- **DATA EXCERPTS**:
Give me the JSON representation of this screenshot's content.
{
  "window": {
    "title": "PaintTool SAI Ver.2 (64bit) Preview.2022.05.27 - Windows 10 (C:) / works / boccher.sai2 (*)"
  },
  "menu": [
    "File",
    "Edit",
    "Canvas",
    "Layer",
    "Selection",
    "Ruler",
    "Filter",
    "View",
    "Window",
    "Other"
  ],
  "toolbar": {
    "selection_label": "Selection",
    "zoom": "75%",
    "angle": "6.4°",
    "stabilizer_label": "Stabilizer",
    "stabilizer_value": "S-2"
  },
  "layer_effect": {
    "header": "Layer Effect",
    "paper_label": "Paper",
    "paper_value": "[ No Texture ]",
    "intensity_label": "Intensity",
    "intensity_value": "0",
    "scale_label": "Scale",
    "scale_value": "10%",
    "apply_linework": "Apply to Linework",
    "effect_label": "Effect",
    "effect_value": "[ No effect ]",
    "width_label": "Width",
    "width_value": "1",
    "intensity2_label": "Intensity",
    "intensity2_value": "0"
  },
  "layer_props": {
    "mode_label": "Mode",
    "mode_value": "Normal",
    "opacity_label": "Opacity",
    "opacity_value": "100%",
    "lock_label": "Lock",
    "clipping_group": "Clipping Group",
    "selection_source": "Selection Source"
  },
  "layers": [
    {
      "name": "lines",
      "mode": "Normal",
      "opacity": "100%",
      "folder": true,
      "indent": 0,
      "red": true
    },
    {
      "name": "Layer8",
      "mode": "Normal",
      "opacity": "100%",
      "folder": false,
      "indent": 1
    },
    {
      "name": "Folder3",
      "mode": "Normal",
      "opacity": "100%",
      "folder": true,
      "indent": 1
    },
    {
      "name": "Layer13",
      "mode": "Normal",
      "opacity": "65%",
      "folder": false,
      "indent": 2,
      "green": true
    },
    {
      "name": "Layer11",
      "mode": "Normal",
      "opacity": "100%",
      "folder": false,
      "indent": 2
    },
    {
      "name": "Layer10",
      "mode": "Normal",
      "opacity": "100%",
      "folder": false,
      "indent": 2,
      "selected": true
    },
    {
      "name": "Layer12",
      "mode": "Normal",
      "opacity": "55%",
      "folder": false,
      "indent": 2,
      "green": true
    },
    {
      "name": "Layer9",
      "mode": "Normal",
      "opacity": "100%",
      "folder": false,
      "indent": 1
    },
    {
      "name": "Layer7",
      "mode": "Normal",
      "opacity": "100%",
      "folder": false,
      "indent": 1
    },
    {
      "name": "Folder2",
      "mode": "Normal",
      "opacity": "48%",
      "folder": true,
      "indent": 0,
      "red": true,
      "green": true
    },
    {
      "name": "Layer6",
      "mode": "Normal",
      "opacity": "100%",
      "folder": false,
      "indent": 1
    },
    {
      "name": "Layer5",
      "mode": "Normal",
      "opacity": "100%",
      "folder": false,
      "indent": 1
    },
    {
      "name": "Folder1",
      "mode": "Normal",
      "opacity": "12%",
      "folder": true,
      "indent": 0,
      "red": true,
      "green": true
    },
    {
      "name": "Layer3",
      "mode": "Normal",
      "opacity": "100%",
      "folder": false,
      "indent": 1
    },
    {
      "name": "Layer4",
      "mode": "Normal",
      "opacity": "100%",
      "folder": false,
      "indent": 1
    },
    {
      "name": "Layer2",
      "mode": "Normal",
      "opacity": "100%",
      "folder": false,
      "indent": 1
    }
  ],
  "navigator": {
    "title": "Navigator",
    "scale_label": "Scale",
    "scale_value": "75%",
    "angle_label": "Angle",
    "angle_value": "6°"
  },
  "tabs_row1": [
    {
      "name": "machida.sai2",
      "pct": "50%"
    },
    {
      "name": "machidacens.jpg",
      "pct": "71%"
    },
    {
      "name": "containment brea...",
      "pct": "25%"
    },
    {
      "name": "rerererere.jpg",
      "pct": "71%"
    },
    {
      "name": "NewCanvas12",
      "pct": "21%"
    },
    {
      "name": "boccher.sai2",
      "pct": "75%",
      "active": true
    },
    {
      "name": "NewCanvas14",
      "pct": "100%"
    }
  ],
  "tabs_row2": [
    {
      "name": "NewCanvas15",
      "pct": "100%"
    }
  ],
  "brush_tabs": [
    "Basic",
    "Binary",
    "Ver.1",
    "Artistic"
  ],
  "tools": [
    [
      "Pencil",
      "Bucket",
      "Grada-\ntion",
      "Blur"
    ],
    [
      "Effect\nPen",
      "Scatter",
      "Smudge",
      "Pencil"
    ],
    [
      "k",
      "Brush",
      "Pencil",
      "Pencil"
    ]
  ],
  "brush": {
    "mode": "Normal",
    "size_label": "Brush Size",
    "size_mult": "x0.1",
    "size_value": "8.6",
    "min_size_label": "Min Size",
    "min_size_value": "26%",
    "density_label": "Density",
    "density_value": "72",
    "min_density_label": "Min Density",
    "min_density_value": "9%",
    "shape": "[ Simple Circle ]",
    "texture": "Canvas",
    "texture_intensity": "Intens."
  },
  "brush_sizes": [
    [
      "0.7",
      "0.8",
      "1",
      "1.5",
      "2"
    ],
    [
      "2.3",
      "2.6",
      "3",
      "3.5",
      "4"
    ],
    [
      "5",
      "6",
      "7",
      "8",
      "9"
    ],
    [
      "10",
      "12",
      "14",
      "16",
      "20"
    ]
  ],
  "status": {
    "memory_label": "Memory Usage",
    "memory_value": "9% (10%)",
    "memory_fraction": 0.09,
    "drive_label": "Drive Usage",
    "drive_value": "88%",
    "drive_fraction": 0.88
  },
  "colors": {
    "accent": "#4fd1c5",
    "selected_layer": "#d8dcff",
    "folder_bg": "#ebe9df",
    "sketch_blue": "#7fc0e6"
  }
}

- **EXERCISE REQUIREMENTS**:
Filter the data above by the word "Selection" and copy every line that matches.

- **ANSWER FOR THIS EXERCISE**:
    "Selection",
    "selection_label": "Selection",
    "selection_source": "Selection Source"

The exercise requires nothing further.